Two contemporary sculptures were impressive but bewildering. A Belgian sculptor who calls himself Panamarenko dressed a mannequin in an imaginary gizmo for human-powered flight and the appropriate flight suit. The assemblage was suspended in such a way that the figure appeared to be landing in the foyer of the museum.

Panamarenko, b. 1940
Screw Propeller - Rucksack-with Aviator, 2005
Panamarenko, b. 1940
Screw Propeller - Rucksack-with Aviator, 2005

An American sculptor named Matthew Day Jackson, now 41 years of age, created one of the most extraordinary installations I have ever seen. It shows eight astronauts, carved from blocks of compressed wood and plastic, supporting a glass coffin containing a skeleton. The bearers may be carrying the coffin to its resting place, or they may be supporting it so that mourners can venerate the skeleton. The carving is stunningly intricate and varied and the the way it exposes the material is fascinating.

Matthew Day Jackson, b. 1974
The Tomb, 2010

Matthew Day Jackson, b. 1974
The Tomb, 2010

I made a quick dash through the Fashion department.

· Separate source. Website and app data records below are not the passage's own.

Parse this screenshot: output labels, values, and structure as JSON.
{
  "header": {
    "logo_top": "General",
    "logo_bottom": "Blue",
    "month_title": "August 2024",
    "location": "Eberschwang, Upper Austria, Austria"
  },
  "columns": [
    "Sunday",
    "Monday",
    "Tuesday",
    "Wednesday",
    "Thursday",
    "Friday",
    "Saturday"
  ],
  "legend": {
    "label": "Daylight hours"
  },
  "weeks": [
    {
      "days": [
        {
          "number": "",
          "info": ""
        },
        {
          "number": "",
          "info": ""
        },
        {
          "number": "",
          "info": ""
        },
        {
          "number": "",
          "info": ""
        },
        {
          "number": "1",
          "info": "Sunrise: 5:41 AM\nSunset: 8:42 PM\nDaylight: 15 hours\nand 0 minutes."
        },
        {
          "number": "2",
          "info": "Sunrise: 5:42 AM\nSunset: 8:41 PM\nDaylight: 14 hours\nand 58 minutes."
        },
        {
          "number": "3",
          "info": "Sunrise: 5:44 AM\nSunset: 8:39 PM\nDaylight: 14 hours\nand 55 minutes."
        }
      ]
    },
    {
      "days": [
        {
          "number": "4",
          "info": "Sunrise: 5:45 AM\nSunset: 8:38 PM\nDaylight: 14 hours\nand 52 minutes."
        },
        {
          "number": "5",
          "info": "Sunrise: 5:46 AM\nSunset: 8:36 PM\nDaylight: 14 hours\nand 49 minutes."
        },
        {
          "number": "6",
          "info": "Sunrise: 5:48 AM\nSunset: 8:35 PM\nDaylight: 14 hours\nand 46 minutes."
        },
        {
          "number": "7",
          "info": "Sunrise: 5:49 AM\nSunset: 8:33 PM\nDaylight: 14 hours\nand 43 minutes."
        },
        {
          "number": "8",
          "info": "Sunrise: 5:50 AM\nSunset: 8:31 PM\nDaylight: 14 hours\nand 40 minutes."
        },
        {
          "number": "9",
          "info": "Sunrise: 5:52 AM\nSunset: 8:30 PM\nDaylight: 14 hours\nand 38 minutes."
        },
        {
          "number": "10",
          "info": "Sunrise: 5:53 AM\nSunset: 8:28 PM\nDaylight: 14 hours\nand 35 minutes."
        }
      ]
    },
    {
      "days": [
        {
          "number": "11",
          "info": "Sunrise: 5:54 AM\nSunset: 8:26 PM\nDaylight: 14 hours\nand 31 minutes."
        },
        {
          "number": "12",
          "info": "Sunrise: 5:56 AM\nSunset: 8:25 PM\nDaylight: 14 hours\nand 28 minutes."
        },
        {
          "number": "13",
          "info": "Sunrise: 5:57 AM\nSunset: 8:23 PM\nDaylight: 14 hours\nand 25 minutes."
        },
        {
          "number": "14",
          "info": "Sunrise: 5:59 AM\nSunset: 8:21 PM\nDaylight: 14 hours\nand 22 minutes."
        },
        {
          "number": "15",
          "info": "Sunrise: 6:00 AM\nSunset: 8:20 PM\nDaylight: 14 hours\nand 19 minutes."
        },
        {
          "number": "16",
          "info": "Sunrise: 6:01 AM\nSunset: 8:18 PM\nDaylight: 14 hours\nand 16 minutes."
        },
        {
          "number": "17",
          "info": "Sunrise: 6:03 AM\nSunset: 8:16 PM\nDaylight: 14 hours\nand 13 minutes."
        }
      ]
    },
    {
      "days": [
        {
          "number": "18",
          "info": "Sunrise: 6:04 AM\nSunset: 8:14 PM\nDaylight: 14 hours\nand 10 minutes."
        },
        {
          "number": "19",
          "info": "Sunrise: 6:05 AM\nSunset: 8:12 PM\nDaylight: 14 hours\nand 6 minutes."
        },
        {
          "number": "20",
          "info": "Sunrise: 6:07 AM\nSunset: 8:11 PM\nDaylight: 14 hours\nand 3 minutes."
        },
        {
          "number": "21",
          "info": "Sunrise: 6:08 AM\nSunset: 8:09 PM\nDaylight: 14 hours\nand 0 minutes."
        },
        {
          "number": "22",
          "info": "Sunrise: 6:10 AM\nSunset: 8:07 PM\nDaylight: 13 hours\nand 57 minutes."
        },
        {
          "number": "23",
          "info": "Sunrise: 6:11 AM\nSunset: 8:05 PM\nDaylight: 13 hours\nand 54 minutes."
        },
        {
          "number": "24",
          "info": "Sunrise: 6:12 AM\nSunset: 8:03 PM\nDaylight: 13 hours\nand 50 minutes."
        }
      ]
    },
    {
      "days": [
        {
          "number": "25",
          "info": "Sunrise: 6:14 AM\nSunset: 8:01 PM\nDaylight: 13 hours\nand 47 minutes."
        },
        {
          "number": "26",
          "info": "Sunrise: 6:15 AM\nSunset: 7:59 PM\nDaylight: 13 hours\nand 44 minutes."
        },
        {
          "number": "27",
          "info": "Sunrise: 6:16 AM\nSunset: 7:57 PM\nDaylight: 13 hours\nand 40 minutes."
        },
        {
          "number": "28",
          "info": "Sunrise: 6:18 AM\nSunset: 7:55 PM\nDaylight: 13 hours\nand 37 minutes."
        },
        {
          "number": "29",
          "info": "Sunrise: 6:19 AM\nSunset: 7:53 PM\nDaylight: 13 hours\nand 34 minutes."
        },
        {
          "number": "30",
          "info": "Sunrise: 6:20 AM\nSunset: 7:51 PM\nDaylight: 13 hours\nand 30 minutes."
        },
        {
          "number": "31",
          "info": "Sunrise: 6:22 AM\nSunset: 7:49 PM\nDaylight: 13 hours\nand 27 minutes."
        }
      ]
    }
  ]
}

It's interesting to recall that Mondrian was once so popular that his paintings inspired dress designs.

This display shows Asian influence on fashion.

I noticed this one because I have a friend who is into dragonflies, but I really like the design.


The Gemeentemuseum is an important venue for art of the modern era, and just about the only place in the country where you can see modern art from the Netherlands.

It took intense concentration to cover all this art. We worked separately. I paused a couple times for snacks in their pleasant cafeteria.

It seems hard to believe, but after we left the museum, Captain Dan persuaded me that we should take advantage of the late sunset to see the Hague's famous beach, called Scheveningen. The tram system is quite extensive, so we found a nearby stop where we could get a tram straight there. However, the beach scene is such a different subject that I'll put my photos in a separate post.